HPEPH continues to recommend a non-medical mask or face covering as an additional layer of precaution in all situations where physical distancing may be difficult.
Public gathering limits apply to indoor and outdoor events, such as community events or gatherings, concerts, live shows, festivals, conferences, sports and recreational fitness activities, fundraisers, fairs, festivals or open houses. A two-metre distance must continue to be maintained at such events. In addition, indoor and outdoor event limits can not be combined.
Who do I call if I want to report an enclosed public space that is not requiring customers wear a face covering?
For more information on HPEPH’s instructions to enclosed public spaces to require the use of masks by patrons or to report a non-complying establishment, review the letter issued on July 15, or you can call HPEPH at 613-966-5500.

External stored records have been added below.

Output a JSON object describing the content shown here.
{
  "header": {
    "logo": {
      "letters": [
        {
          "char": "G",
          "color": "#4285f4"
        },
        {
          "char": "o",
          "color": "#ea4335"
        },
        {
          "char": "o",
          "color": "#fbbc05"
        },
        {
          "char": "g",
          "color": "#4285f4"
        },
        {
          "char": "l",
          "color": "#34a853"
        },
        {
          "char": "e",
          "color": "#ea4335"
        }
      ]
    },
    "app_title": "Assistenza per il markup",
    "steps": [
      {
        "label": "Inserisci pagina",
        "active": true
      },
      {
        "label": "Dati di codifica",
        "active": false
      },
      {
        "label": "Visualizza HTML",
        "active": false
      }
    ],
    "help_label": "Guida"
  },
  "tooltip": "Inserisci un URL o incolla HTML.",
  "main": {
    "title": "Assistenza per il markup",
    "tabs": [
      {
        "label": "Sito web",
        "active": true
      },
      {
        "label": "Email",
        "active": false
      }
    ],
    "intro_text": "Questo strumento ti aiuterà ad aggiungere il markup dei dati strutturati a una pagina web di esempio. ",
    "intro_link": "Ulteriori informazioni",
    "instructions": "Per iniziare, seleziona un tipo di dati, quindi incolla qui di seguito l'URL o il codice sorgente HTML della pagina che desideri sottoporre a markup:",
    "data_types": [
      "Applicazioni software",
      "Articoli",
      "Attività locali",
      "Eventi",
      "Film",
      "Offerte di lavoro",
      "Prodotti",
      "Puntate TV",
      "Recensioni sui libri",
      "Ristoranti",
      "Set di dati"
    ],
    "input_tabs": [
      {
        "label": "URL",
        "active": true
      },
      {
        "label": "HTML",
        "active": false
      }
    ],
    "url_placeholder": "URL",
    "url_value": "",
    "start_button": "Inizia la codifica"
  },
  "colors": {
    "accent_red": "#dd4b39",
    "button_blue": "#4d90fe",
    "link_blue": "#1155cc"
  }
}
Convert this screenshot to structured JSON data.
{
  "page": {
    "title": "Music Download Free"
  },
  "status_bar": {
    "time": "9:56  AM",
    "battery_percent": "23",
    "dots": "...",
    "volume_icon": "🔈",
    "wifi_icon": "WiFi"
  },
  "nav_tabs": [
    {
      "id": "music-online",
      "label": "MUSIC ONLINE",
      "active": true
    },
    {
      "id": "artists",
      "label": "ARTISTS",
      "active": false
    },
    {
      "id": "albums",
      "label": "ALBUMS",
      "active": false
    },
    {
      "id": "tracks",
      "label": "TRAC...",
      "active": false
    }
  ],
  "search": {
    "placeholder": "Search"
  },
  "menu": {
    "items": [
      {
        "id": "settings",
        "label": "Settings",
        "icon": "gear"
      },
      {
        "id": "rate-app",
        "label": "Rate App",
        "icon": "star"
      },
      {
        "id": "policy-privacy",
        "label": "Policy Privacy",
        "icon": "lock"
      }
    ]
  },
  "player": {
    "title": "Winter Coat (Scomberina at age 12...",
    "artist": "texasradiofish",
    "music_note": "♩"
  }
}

Can a person be refused service for not wearing a face covering?
These instructions should be enforced in “good faith” and any person not wearing a mask will receive a verbal reminder from the staff of the establishment. Should the individual refuse to wear a mask after such reminder, the establishment need not refuse access or require proof of exemption.
What is HPEPH doing to support individuals who are unable to wear a face covering?
HPEPH recognizes that certain individuals may be unable to wear or access a face covering. HPEPH does not expect establishments to request proof of exemption from these individuals. HPEPH continues to ask for the cooperation of establishments and community members to carry out these instructions with respect and kindness.
What is the evidence available that supports wearing of face coverings?
Dr. Alexa Caturay, Acting Medical Officer of Health for HPEPH, continues to review emerging evidence, as well as the local environment. Public Health Ontario has compiled a summary of evidence available on masks: COVID-19 – What we know so far about… wearing masks in public.